Stored entries:
■ ■ ■ ■
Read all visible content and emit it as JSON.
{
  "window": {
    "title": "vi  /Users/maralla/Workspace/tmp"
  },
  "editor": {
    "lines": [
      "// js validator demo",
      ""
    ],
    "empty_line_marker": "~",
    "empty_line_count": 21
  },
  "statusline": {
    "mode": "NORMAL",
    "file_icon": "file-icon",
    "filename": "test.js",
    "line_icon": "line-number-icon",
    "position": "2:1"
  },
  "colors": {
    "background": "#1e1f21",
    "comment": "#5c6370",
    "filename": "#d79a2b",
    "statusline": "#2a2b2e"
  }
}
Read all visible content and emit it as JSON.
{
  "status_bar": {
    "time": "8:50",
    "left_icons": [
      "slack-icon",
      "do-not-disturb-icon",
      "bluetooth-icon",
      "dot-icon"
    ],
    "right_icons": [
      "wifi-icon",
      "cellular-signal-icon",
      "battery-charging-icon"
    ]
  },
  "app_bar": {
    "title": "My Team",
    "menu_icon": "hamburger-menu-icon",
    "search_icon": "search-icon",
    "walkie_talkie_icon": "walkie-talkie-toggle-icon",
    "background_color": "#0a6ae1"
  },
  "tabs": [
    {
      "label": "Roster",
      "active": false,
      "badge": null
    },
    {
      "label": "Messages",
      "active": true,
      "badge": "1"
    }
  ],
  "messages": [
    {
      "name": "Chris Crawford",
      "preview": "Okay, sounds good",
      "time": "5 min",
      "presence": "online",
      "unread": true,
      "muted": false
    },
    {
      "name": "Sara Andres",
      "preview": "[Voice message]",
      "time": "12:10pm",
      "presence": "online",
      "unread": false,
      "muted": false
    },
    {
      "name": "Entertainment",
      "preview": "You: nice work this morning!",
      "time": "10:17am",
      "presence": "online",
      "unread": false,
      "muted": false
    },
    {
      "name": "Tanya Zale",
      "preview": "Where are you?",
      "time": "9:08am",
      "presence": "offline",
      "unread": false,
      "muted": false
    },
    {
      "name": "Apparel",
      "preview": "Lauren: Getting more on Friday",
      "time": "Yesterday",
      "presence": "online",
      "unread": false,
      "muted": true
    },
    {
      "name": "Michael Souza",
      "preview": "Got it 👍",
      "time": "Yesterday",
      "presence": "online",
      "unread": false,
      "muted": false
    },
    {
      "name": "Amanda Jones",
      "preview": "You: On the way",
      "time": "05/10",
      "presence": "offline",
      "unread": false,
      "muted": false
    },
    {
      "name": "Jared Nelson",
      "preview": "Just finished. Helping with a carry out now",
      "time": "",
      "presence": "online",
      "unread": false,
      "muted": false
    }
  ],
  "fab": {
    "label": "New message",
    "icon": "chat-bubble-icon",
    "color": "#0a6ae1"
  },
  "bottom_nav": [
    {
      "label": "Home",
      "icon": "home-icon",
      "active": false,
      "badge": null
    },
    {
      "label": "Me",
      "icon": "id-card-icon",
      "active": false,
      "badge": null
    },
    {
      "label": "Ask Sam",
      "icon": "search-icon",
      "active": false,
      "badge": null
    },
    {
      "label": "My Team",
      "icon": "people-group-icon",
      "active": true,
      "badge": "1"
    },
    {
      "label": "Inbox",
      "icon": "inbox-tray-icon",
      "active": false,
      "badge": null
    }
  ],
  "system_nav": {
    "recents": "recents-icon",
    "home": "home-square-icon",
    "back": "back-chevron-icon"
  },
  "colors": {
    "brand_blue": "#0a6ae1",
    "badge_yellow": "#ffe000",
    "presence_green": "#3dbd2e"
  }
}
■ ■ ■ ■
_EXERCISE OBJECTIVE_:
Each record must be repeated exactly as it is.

_TASK OUTPUT_:
Read all visible content and emit it as JSON.
{
  "window": {
    "title": "vi  /Users/maralla/Workspace/tmp"
  },
  "editor": {
    "lines": [
      "// js validator demo",
      ""
    ],
    "empty_line_marker": "~",
    "empty_line_count": 21
  },
  "statusline": {
    "mode": "NORMAL",
    "file_icon": "file-icon",
    "filename": "test.js",
    "line_icon": "line-number-icon",
    "position": "2:1"
  },
  "colors": {
    "background": "#1e1f21",
    "comment": "#5c6370",
    "filename": "#d79a2b",
    "statusline": "#2a2b2e"
  }
}
Read all visible content and emit it as JSON.
{
  "status_bar": {
    "time": "8:50",
    "left_icons": [
      "slack-icon",
      "do-not-disturb-icon",
      "bluetooth-icon",
      "dot-icon"
    ],
    "right_icons": [
      "wifi-icon",
      "cellular-signal-icon",
      "battery-charging-icon"
    ]
  },
  "app_bar": {
    "title": "My Team",
    "menu_icon": "hamburger-menu-icon",
    "search_icon": "search-icon",
    "walkie_talkie_icon": "walkie-talkie-toggle-icon",
    "background_color": "#0a6ae1"
  },
  "tabs": [
    {
      "label": "Roster",
      "active": false,
      "badge": null
    },
    {
      "label": "Messages",
      "active": true,
      "badge": "1"
    }
  ],
  "messages": [
    {
      "name": "Chris Crawford",
      "preview": "Okay, sounds good",
      "time": "5 min",
      "presence": "online",
      "unread": true,
      "muted": false
    },
    {
      "name": "Sara Andres",
      "preview": "[Voice message]",
      "time": "12:10pm",
      "presence": "online",
      "unread": false,
      "muted": false
    },
    {
      "name": "Entertainment",
      "preview": "You: nice work this morning!",
      "time": "10:17am",
      "presence": "online",
      "unread": false,
      "muted": false
    },
    {
      "name": "Tanya Zale",
      "preview": "Where are you?",
      "time": "9:08am",
      "presence": "offline",
      "unread": false,
      "muted": false
    },
    {
      "name": "Apparel",
      "preview": "Lauren: Getting more on Friday",
      "time": "Yesterday",
      "presence": "online",
      "unread": false,
      "muted": true
    },
    {
      "name": "Michael Souza",
      "preview": "Got it 👍",
      "time": "Yesterday",
      "presence": "online",
      "unread": false,
      "muted": false
    },
    {
      "name": "Amanda Jones",
      "preview": "You: On the way",
      "time": "05/10",
      "presence": "offline",
      "unread": false,
      "muted": false
    },
    {
      "name": "Jared Nelson",
      "preview": "Just finished. Helping with a carry out now",
      "time": "",
      "presence": "online",
      "unread": false,
      "muted": false
    }
  ],
  "fab": {
    "label": "New message",
    "icon": "chat-bubble-icon",
    "color": "#0a6ae1"
  },
  "bottom_nav": [
    {
      "label": "Home",
      "icon": "home-icon",
      "active": false,
      "badge": null
    },
    {
      "label": "Me",
      "icon": "id-card-icon",
      "active": false,
      "badge": null
    },
    {
      "label": "Ask Sam",
      "icon": "search-icon",
      "active": false,
      "badge": null
    },
    {
      "label": "My Team",
      "icon": "people-group-icon",
      "active": true,
      "badge": "1"
    },
    {
      "label": "Inbox",
      "icon": "inbox-tray-icon",
      "active": false,
      "badge": null
    }
  ],
  "system_nav": {
    "recents": "recents-icon",
    "home": "home-square-icon",
    "back": "back-chevron-icon"
  },
  "colors": {
    "brand_blue": "#0a6ae1",
    "badge_yellow": "#ffe000",
    "presence_green": "#3dbd2e"
  }
}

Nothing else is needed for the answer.